Jim Harvey: We need to constantly re-examine old truths
To the editor:
I am writing in response to a recent letter “Disagreeing with philosophy on planned suicide,” which commented on Laurie Loisel’s July 31 story about Lee Hawkins of Northampton.
As a retired Christian pastor and as one who is closer to the end of life than the beginning, I was troubled by the writer’s assertion that as a Christian she believes that “life is given and life is taken and in between we have limited control over how a life will evolve and often how it will end.”
Well, that is not quite true. We live a lot longer today, and with less pain, than our colonial ancestors. Modern medicine and dietary and exercise choices give us a lot of control over how our life will evolve and how and when life will end. If suicide is thwarting God’s will, then so are antibiotics and heart bypasses. I do not pretend to have an easy answer to the issue of suicide for the elderly, but I would point out that much has changed since suicide was first deemed a “sin.”

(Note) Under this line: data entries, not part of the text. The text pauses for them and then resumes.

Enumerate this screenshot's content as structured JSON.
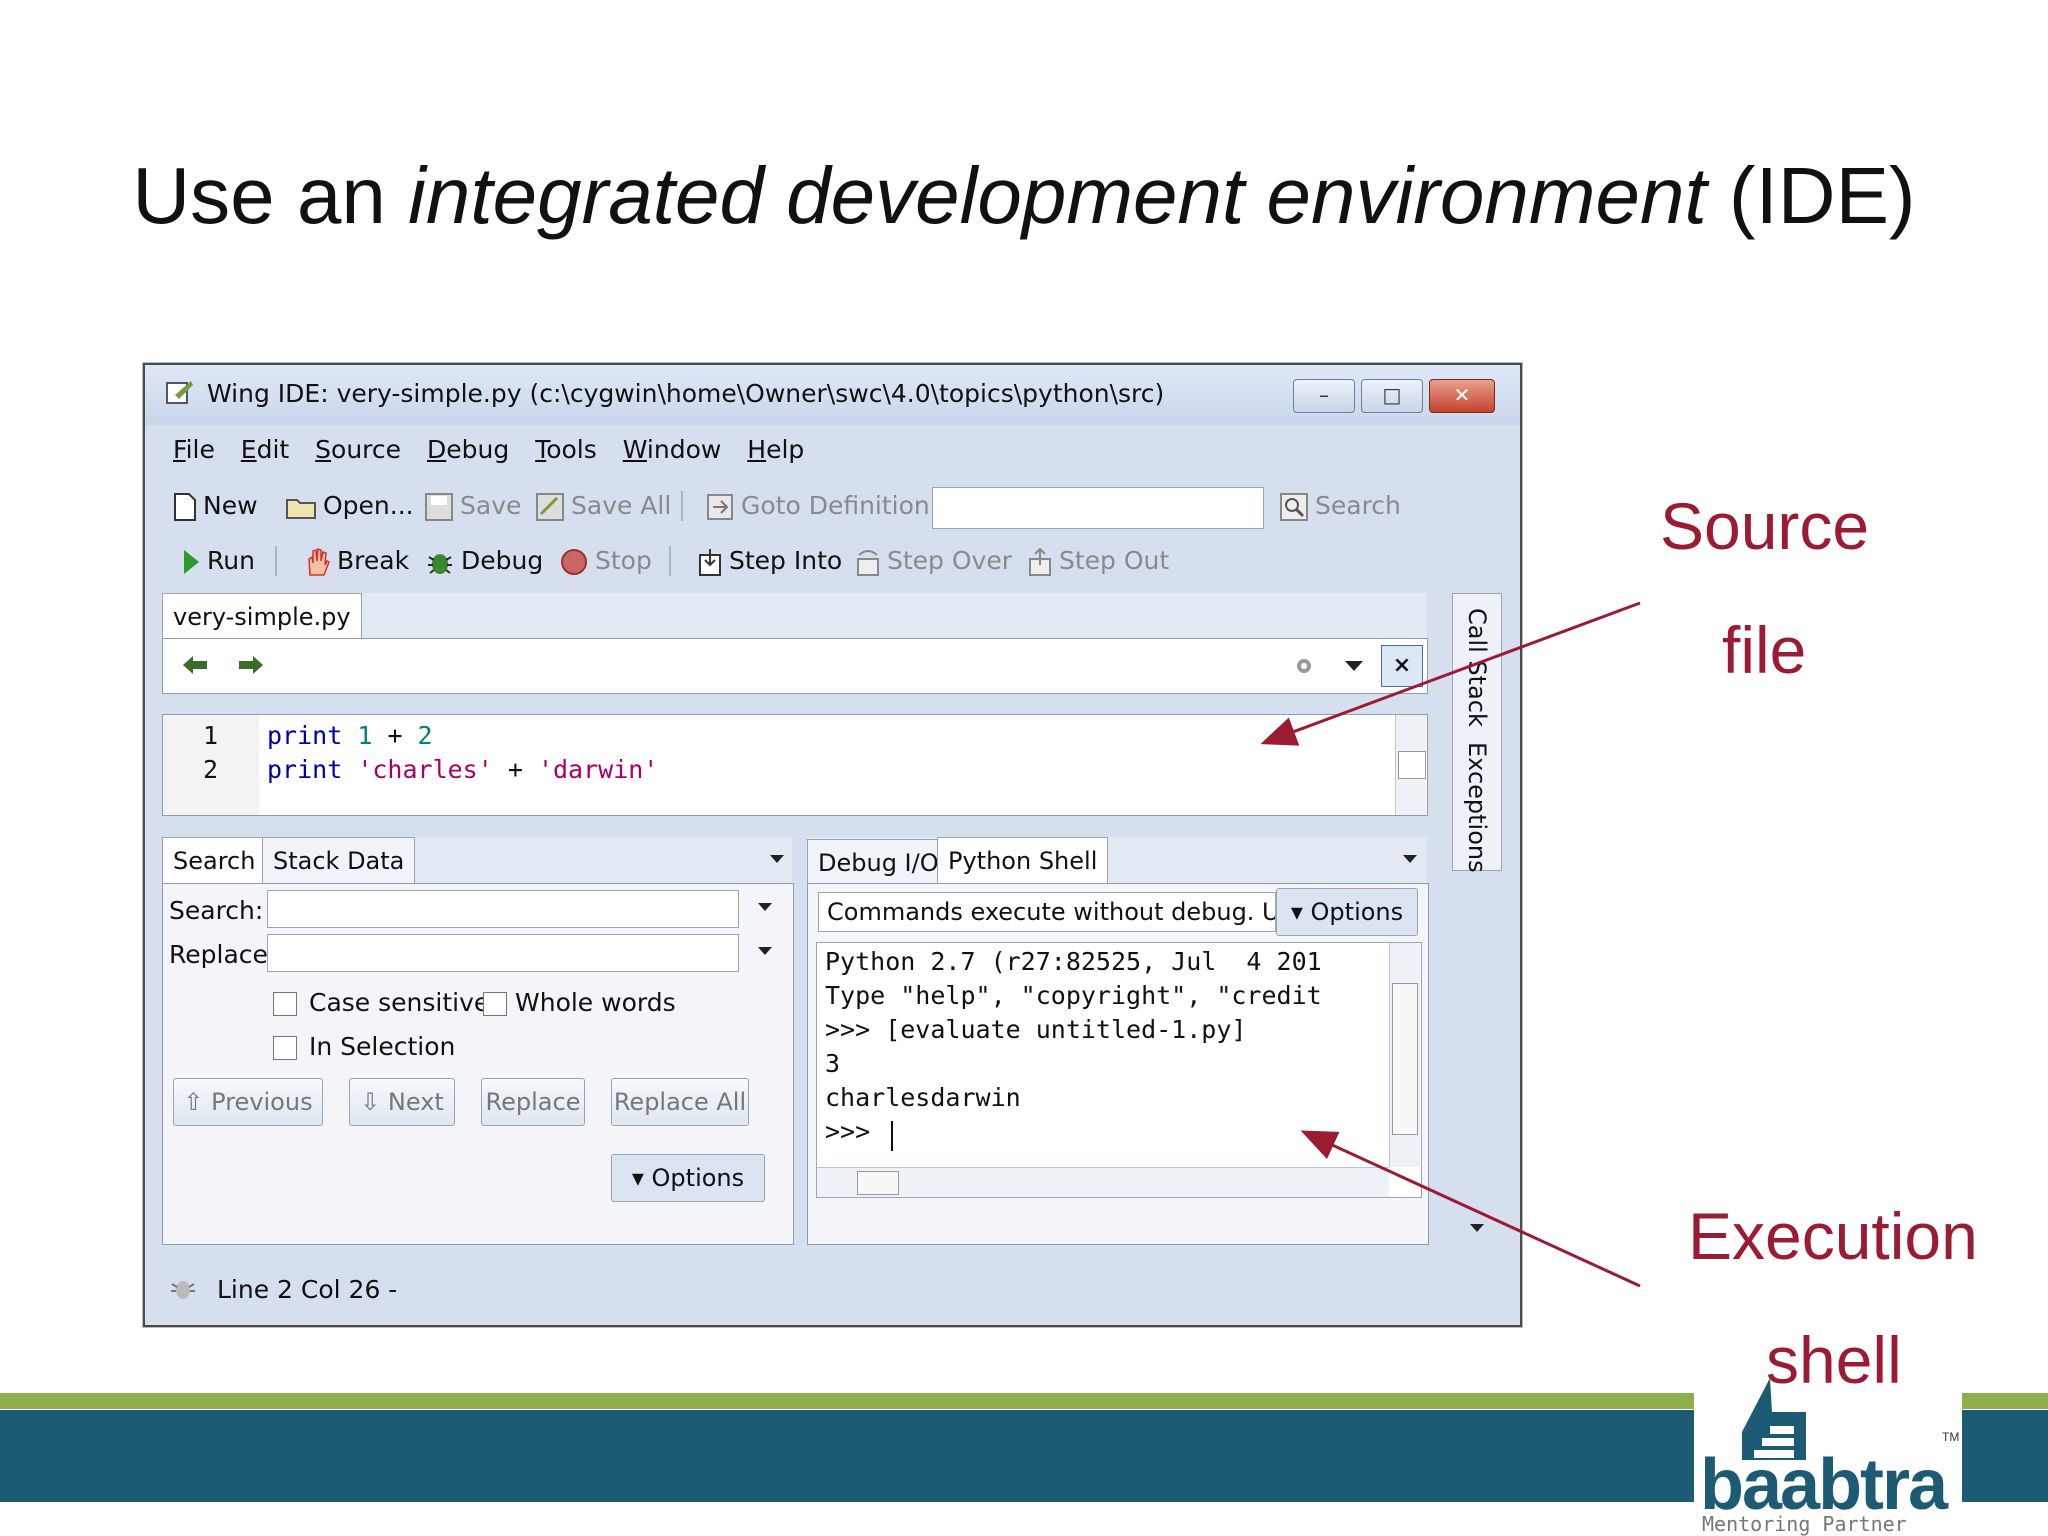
{
  "slide": {
    "title_prefix": "Use an ",
    "title_italic": "integrated development environment",
    "title_suffix": " (IDE)"
  },
  "callouts": {
    "source_line1": "Source",
    "source_line2": "file",
    "exec_line1": "Execution",
    "exec_line2": "shell"
  },
  "window": {
    "title": "Wing IDE: very-simple.py (c:\\cygwin\\home\\Owner\\swc\\4.0\\topics\\python\\src)",
    "controls": {
      "minimize": "–",
      "maximize": "□",
      "close": "✕"
    }
  },
  "menu": [
    {
      "first": "F",
      "rest": "ile"
    },
    {
      "first": "E",
      "rest": "dit"
    },
    {
      "first": "S",
      "rest": "ource"
    },
    {
      "first": "D",
      "rest": "ebug"
    },
    {
      "first": "T",
      "rest": "ools"
    },
    {
      "first": "W",
      "rest": "indow"
    },
    {
      "first": "H",
      "rest": "elp"
    }
  ],
  "toolbar1": {
    "new": "New",
    "open": "Open...",
    "save": "Save",
    "save_all": "Save All",
    "goto": "Goto Definition",
    "search": "Search"
  },
  "toolbar2": {
    "run": "Run",
    "break": "Break",
    "debug": "Debug",
    "stop": "Stop",
    "step_into": "Step Into",
    "step_over": "Step Over",
    "step_out": "Step Out"
  },
  "editor": {
    "tab": "very-simple.py",
    "lines": [
      {
        "num": "1",
        "kw": "print",
        "rest": " ",
        "a": "1",
        "op": " + ",
        "b": "2"
      },
      {
        "num": "2",
        "kw": "print",
        "rest": " ",
        "a": "'charles'",
        "op": " + ",
        "b": "'darwin'"
      }
    ]
  },
  "side_tabs": {
    "call_stack": "Call Stack",
    "exceptions": "Exceptions"
  },
  "search_panel": {
    "tabs": [
      "Search",
      "Stack Data"
    ],
    "search_label": "Search:",
    "replace_label": "Replace:",
    "case_sensitive": "Case sensitive",
    "whole_words": "Whole words",
    "in_selection": "In Selection",
    "previous": "Previous",
    "next": "Next",
    "replace": "Replace",
    "replace_all": "Replace All",
    "options": "Options"
  },
  "shell_panel": {
    "tabs": [
      "Debug I/O",
      "Python Shell"
    ],
    "info": "Commands execute without debug.  U:",
    "options": "Options",
    "lines": [
      "Python 2.7 (r27:82525, Jul  4 201",
      "Type \"help\", \"copyright\", \"credit",
      ">>> [evaluate untitled-1.py]",
      "3",
      "charlesdarwin",
      ">>> "
    ]
  },
  "status": {
    "text": "Line 2 Col 26 -"
  },
  "logo": {
    "name": "baabtra",
    "tagline": "Mentoring Partner",
    "tm": "TM"
  },
  "colors": {
    "callout": "#9b1b33",
    "footer_blue": "#1c5b73",
    "footer_green": "#8fae4c"
  }
}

Prohibition against taking one’s life made some sense in biblical times with an under-populated planet and among societies whose strength was determined by numbers of citizens. It is less obvious today when the problem is overpopulation and technology, more than population, determines economic and political strength.
The church has adapted to new realities over 20 centuries, which is why it has lasted so long. Perhaps now is the time to re-examine old truths about the end of life to see if they still hold true in the modern world. Invoking traditional doctrine does not always work and we need to constantly re-examine old truths, as we have with polygamy and same-sex marriage.
I am grateful that Lee Hawkins is raising the question of ending life on one’s own terms in such a thoughtful manner.